» WHAT IS EXPECTED: Report how many lines of the entries below contain the word "コレクション", and nothing more.

» TASK DATA:
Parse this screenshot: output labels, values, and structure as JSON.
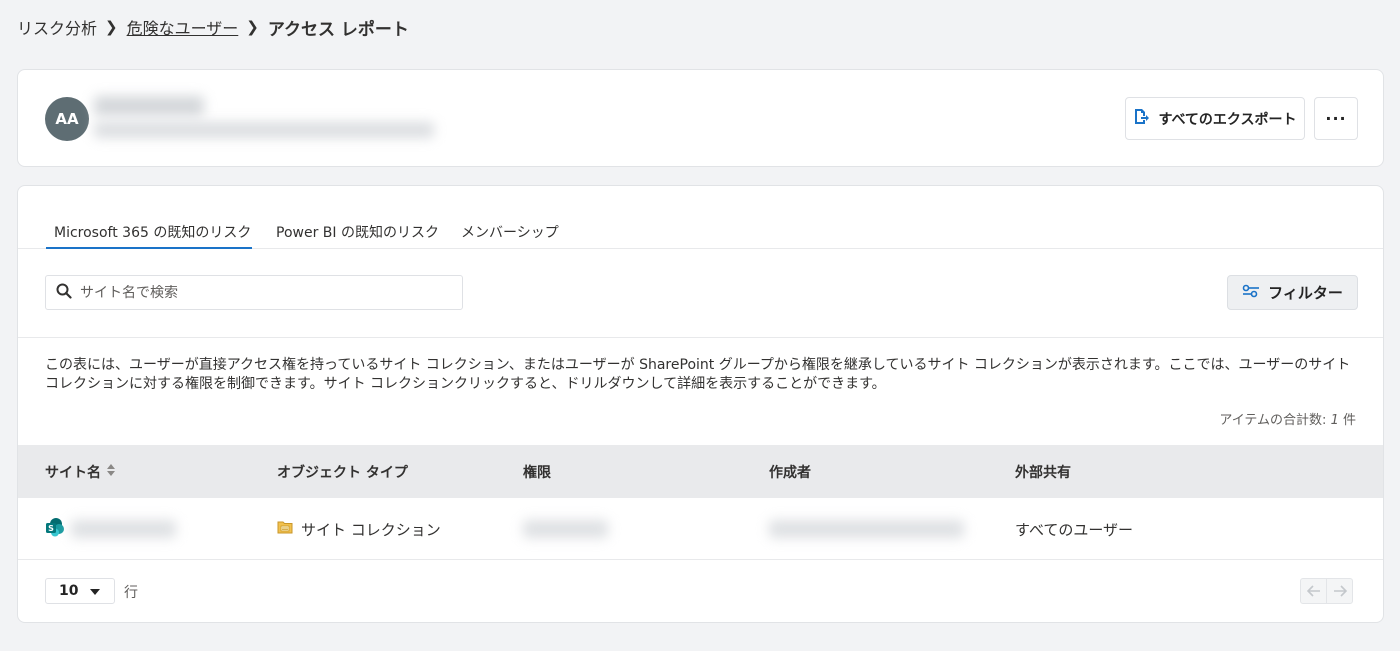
{
  "breadcrumb": {
    "items": [
      "リスク分析",
      "危険なユーザー",
      "アクセス レポート"
    ]
  },
  "user": {
    "initials": "AA",
    "avatar_color": "#5e6d73"
  },
  "header_actions": {
    "export_label": "すべてのエクスポート",
    "more_label": "···"
  },
  "tabs": [
    {
      "label": "Microsoft 365 の既知のリスク",
      "active": true
    },
    {
      "label": "Power BI の既知のリスク",
      "active": false
    },
    {
      "label": "メンバーシップ",
      "active": false
    }
  ],
  "search": {
    "placeholder": "サイト名で検索"
  },
  "filter": {
    "label": "フィルター"
  },
  "description": "この表には、ユーザーが直接アクセス権を持っているサイト コレクション、またはユーザーが SharePoint グループから権限を継承しているサイト コレクションが表示されます。ここでは、ユーザーのサイト コレクションに対する権限を制御できます。サイト コレクションクリックすると、ドリルダウンして詳細を表示することができます。",
  "item_count": {
    "label": "アイテムの合計数: ",
    "value": "1",
    "unit": "件"
  },
  "table": {
    "columns": [
      "サイト名",
      "オブジェクト タイプ",
      "権限",
      "作成者",
      "外部共有"
    ],
    "rows": [
      {
        "object_type": "サイト コレクション",
        "external_sharing": "すべてのユーザー"
      }
    ]
  },
  "pagination": {
    "page_size": "10",
    "rows_label": "行"
  },
  "colors": {
    "accent": "#1a73c8",
    "background": "#f2f3f5"
  }
}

» SOLUTION: 2